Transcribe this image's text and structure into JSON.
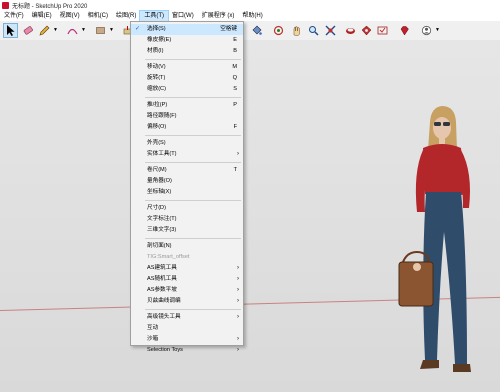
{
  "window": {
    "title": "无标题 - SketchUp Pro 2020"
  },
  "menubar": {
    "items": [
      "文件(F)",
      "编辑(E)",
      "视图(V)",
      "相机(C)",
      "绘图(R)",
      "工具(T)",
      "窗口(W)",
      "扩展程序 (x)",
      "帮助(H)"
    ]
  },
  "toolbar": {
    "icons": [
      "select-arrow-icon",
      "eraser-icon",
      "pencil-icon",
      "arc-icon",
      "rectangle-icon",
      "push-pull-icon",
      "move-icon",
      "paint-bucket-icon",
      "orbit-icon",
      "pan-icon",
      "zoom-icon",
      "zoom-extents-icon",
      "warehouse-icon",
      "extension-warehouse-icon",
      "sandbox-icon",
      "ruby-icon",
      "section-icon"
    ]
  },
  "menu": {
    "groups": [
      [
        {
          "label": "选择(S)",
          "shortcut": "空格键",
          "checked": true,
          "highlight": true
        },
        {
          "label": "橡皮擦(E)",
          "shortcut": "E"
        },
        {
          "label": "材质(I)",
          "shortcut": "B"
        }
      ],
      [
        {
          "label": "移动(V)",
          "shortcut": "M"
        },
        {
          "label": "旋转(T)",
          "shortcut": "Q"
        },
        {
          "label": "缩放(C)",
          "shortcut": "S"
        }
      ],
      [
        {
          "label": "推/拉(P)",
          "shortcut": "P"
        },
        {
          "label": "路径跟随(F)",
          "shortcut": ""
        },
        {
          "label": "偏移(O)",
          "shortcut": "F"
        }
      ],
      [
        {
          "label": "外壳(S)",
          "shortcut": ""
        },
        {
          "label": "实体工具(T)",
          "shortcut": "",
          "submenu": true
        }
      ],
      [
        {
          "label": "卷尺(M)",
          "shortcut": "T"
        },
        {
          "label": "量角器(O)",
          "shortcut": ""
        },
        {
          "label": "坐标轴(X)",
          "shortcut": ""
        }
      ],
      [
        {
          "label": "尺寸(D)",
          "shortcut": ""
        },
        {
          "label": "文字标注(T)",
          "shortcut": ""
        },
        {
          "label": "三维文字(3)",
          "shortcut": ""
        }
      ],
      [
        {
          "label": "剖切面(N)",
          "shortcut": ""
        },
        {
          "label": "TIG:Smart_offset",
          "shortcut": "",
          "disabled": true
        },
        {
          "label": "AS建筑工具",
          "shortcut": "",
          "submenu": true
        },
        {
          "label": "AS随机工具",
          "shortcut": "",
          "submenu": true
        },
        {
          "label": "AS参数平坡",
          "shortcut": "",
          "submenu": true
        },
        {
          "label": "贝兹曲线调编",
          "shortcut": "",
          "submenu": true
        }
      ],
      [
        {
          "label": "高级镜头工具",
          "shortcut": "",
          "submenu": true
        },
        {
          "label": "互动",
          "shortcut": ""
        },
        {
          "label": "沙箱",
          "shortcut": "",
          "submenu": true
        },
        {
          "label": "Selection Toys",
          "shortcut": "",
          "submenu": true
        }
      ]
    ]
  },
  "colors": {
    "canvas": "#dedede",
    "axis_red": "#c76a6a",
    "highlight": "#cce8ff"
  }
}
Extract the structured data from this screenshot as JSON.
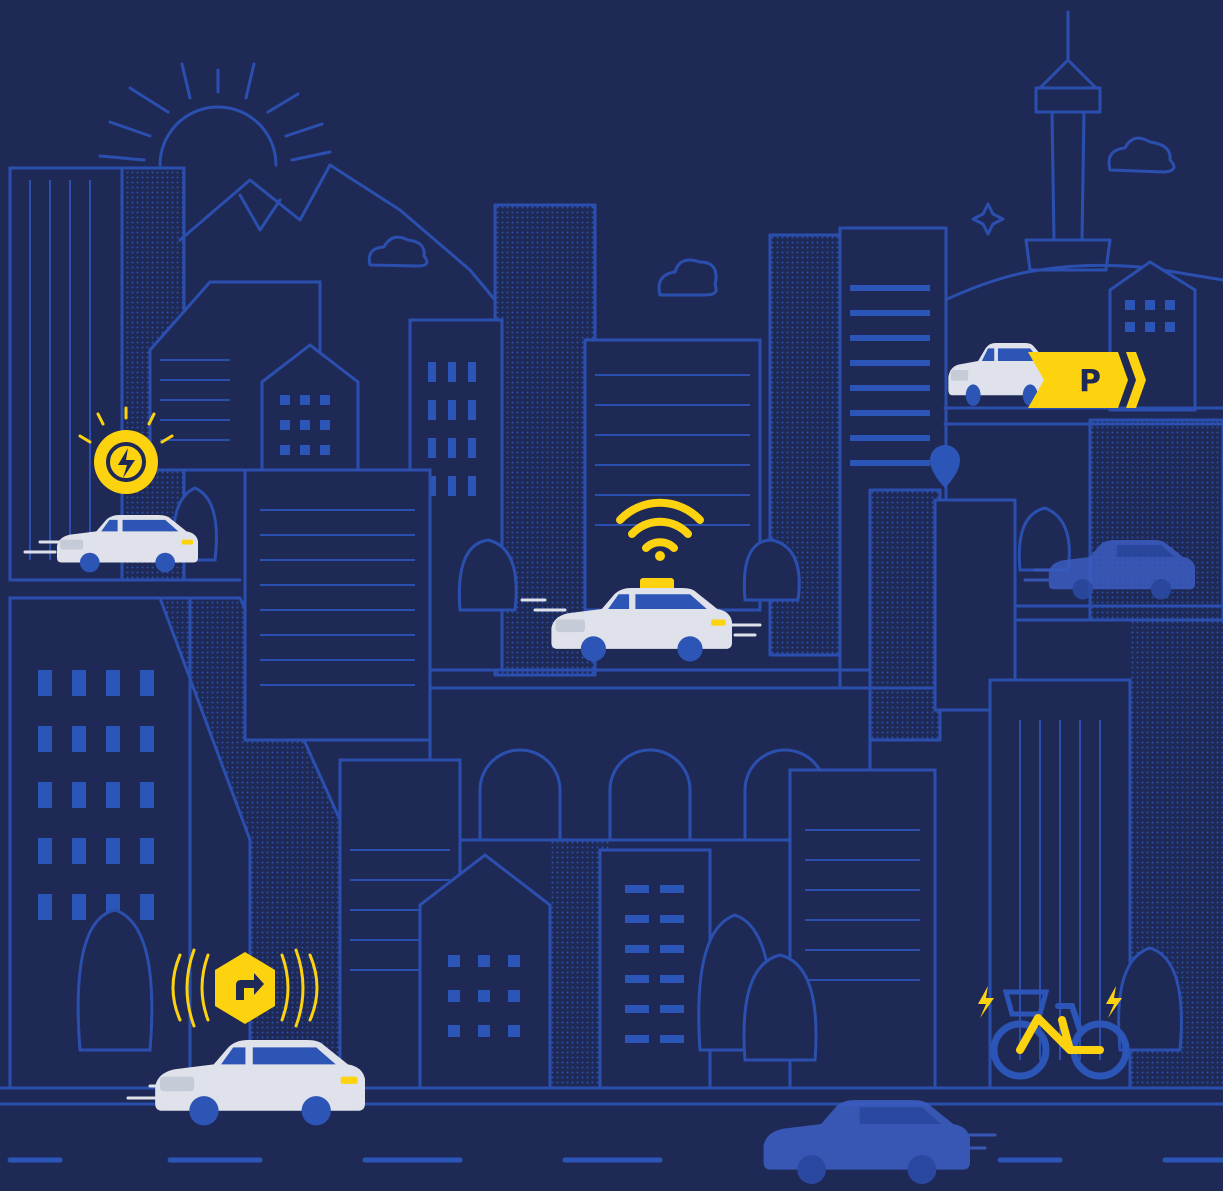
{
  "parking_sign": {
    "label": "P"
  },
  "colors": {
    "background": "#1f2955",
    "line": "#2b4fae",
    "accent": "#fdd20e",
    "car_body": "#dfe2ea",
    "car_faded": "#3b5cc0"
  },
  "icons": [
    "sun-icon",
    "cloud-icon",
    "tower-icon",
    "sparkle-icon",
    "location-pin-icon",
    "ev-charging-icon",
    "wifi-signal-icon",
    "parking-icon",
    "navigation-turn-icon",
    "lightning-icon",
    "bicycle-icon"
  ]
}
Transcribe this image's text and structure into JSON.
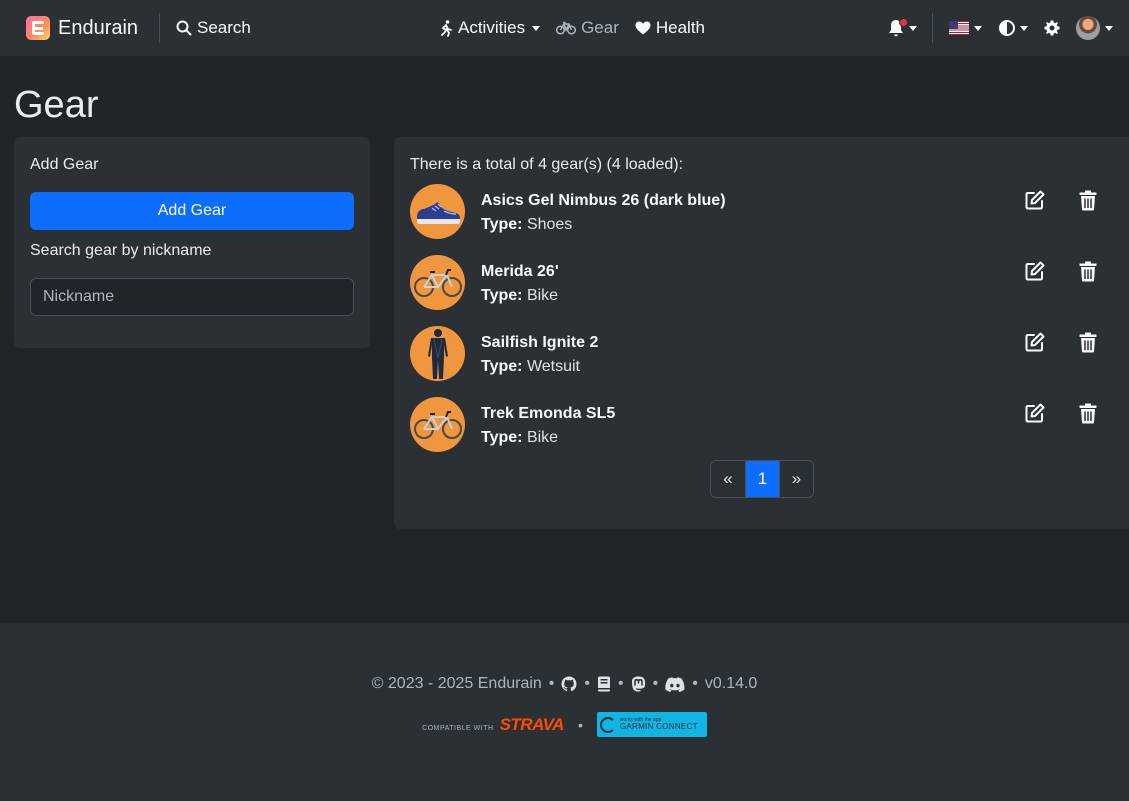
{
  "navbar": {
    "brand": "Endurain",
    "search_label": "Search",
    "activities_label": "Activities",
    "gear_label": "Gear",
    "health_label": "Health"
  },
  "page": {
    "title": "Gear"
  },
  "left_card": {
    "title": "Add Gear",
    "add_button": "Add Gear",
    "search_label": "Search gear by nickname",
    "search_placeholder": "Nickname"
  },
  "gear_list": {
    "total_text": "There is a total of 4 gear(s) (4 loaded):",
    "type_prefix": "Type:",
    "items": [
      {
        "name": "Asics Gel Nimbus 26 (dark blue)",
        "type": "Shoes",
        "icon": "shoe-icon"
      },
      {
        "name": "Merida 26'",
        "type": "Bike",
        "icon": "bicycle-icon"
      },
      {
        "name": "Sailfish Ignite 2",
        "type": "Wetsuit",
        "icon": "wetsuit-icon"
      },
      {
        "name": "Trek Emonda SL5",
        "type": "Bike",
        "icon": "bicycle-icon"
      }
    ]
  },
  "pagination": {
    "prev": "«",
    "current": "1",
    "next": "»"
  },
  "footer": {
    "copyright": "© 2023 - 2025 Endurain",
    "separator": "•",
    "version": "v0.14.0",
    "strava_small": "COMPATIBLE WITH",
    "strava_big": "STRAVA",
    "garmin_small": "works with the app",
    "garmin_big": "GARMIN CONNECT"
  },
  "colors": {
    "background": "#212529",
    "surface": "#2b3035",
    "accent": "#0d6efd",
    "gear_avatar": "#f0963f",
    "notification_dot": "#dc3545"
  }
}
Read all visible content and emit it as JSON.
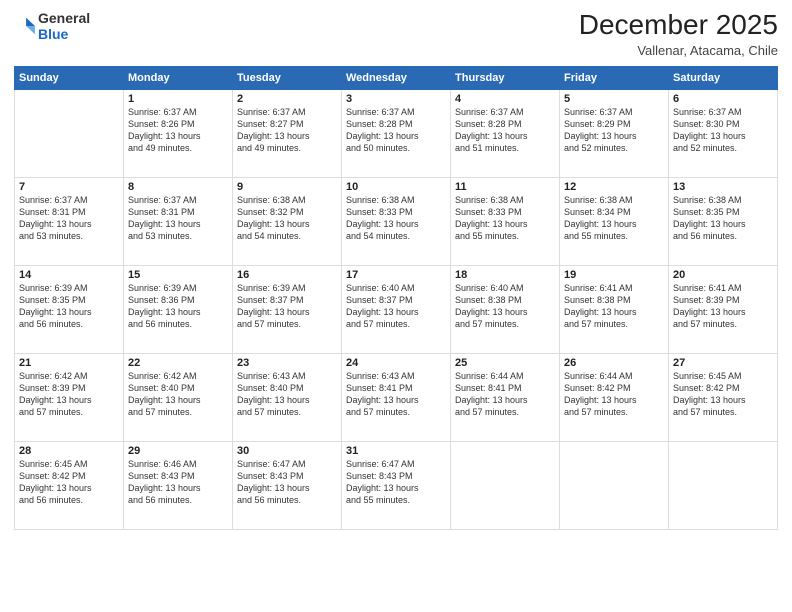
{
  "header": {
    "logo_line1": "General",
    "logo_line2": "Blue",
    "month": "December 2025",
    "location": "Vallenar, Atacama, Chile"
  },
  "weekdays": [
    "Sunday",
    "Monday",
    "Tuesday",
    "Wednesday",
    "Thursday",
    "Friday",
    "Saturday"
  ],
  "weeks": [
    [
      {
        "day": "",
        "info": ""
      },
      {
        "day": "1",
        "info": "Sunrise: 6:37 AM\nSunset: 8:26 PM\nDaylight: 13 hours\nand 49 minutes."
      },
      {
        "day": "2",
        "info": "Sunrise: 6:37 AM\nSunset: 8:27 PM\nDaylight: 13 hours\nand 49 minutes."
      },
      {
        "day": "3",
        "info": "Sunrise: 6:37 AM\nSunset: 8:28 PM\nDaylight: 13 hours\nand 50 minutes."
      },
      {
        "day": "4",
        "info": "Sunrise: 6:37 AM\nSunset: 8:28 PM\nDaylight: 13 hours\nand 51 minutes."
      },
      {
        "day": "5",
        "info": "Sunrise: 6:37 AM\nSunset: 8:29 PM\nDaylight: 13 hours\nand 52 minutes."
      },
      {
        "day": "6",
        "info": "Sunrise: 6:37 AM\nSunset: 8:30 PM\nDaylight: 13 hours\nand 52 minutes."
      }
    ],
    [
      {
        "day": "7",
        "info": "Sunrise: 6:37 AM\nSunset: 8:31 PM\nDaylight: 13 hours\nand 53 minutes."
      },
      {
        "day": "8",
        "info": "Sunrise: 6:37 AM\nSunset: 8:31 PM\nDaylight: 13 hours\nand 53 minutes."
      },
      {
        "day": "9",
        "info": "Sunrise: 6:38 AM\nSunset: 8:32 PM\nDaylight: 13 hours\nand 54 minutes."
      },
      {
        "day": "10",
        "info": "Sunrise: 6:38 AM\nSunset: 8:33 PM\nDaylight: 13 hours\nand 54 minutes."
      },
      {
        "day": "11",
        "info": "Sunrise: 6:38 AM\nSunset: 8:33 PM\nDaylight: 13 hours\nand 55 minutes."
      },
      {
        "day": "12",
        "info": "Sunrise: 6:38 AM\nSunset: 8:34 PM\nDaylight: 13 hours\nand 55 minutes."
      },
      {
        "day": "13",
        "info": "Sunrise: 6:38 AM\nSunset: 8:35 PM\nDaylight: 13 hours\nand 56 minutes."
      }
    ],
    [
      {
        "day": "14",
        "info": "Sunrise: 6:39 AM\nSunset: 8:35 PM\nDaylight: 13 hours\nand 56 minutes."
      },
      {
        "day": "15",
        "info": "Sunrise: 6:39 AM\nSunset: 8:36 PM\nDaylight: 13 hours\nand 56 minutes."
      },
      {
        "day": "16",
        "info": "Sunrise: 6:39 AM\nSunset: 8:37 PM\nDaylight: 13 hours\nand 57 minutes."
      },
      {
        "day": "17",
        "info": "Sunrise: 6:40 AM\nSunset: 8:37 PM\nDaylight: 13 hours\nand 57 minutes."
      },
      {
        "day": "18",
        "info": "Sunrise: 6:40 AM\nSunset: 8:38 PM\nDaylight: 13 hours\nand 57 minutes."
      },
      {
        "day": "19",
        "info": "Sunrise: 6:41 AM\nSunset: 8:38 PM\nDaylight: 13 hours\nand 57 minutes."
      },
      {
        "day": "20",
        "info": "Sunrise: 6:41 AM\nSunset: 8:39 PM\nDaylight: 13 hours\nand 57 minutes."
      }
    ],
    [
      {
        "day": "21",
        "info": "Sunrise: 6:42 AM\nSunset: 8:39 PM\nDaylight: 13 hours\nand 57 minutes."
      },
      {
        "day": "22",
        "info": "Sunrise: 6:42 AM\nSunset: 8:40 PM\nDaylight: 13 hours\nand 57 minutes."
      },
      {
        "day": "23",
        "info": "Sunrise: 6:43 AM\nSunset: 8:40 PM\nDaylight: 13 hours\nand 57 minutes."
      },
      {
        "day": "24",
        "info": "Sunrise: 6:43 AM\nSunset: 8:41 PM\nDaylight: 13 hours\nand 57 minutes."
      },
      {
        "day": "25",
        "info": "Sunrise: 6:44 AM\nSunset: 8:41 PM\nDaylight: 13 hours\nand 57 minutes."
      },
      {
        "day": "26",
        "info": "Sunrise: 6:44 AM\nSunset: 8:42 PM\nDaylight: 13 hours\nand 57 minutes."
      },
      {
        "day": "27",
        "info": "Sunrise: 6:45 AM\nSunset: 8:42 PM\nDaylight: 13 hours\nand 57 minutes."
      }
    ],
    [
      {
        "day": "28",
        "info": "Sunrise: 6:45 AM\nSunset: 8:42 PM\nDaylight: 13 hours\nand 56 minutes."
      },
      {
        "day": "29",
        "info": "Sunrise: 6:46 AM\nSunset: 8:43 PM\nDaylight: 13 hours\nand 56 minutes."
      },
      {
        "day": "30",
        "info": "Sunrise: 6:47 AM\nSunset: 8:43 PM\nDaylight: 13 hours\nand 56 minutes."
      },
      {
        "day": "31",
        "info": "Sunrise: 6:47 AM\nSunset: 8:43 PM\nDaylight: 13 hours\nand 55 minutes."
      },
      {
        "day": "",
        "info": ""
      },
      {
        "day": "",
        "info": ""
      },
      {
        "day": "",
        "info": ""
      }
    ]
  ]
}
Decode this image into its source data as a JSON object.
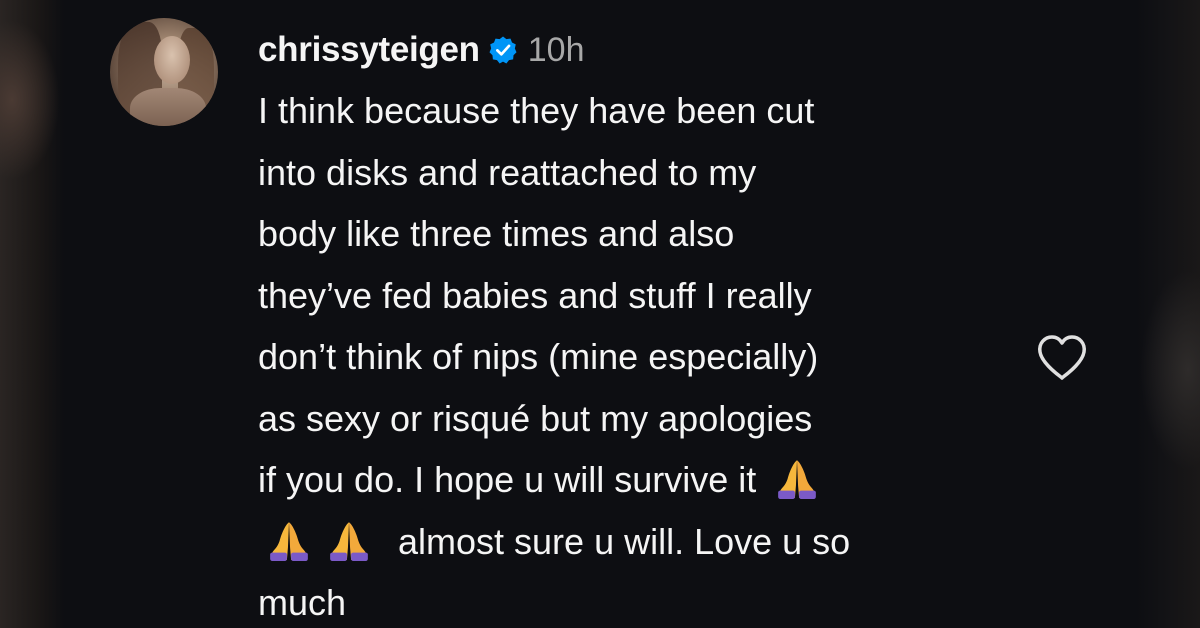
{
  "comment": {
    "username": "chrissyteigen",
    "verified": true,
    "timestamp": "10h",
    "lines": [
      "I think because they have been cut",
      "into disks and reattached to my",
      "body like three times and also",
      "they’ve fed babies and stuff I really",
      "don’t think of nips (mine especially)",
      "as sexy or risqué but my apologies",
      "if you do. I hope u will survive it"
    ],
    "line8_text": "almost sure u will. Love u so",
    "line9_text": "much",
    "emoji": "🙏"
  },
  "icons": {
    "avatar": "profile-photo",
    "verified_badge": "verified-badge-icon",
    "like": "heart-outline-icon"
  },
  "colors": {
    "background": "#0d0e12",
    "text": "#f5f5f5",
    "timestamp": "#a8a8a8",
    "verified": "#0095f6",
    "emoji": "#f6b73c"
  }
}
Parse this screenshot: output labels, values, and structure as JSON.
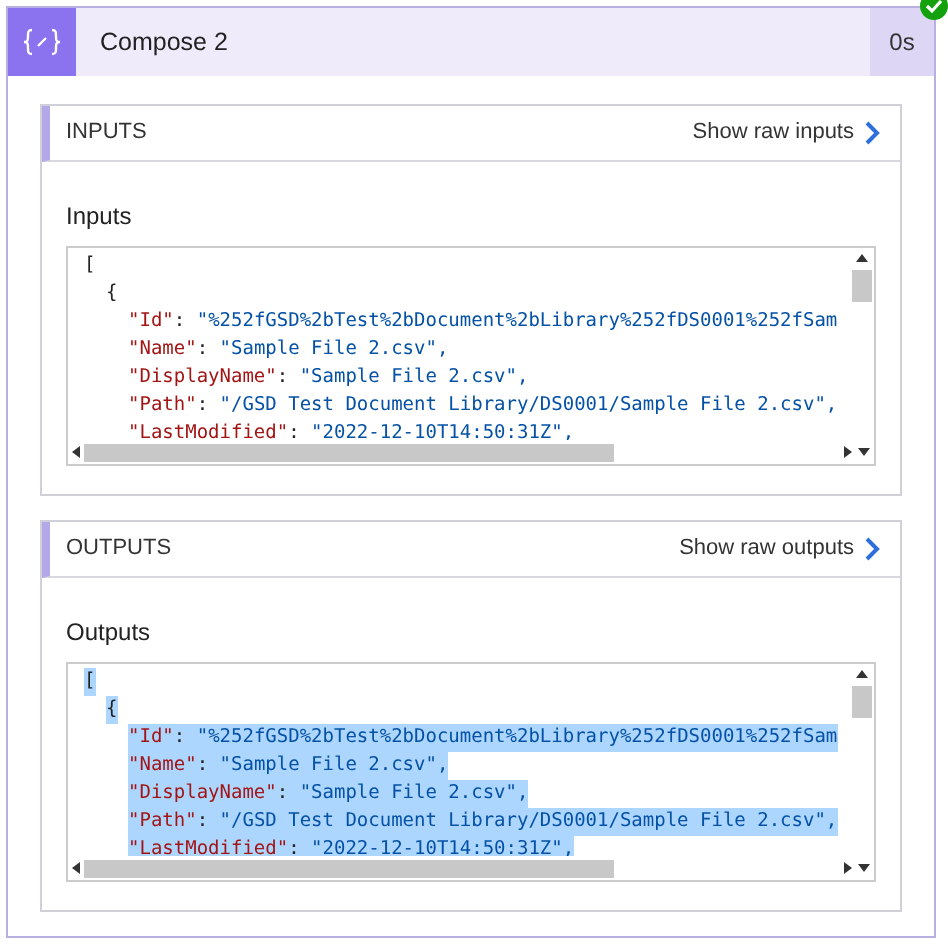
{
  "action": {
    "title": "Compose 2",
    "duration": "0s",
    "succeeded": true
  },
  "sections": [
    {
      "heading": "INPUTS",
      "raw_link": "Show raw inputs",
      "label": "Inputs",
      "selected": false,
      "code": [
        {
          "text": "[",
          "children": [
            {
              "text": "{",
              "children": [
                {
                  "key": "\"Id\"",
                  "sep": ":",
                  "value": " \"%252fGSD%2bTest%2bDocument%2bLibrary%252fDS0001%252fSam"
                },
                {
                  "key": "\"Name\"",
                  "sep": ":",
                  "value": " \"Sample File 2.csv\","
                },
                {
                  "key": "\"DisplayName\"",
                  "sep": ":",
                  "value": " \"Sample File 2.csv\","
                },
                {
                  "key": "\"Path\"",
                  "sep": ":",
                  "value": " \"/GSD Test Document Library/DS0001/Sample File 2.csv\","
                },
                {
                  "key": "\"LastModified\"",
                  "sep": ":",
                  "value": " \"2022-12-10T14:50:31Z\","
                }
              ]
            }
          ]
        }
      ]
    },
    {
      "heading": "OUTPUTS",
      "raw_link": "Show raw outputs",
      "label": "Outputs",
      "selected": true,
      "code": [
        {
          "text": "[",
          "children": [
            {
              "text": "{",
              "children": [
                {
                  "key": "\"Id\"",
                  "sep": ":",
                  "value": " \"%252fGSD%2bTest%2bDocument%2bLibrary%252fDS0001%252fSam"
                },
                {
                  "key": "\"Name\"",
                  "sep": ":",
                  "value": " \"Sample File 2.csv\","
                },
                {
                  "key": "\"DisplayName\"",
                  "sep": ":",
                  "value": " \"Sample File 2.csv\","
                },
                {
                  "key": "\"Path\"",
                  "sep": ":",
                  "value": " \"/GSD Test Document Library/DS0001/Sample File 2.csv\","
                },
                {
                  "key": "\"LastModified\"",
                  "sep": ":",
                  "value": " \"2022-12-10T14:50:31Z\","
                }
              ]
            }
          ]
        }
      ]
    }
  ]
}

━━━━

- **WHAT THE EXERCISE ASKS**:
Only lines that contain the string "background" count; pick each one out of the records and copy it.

- **RESPONSE BOX**:
    "background": "#1f2955",
    "background": "#212529",
    "background": "#0d0e12",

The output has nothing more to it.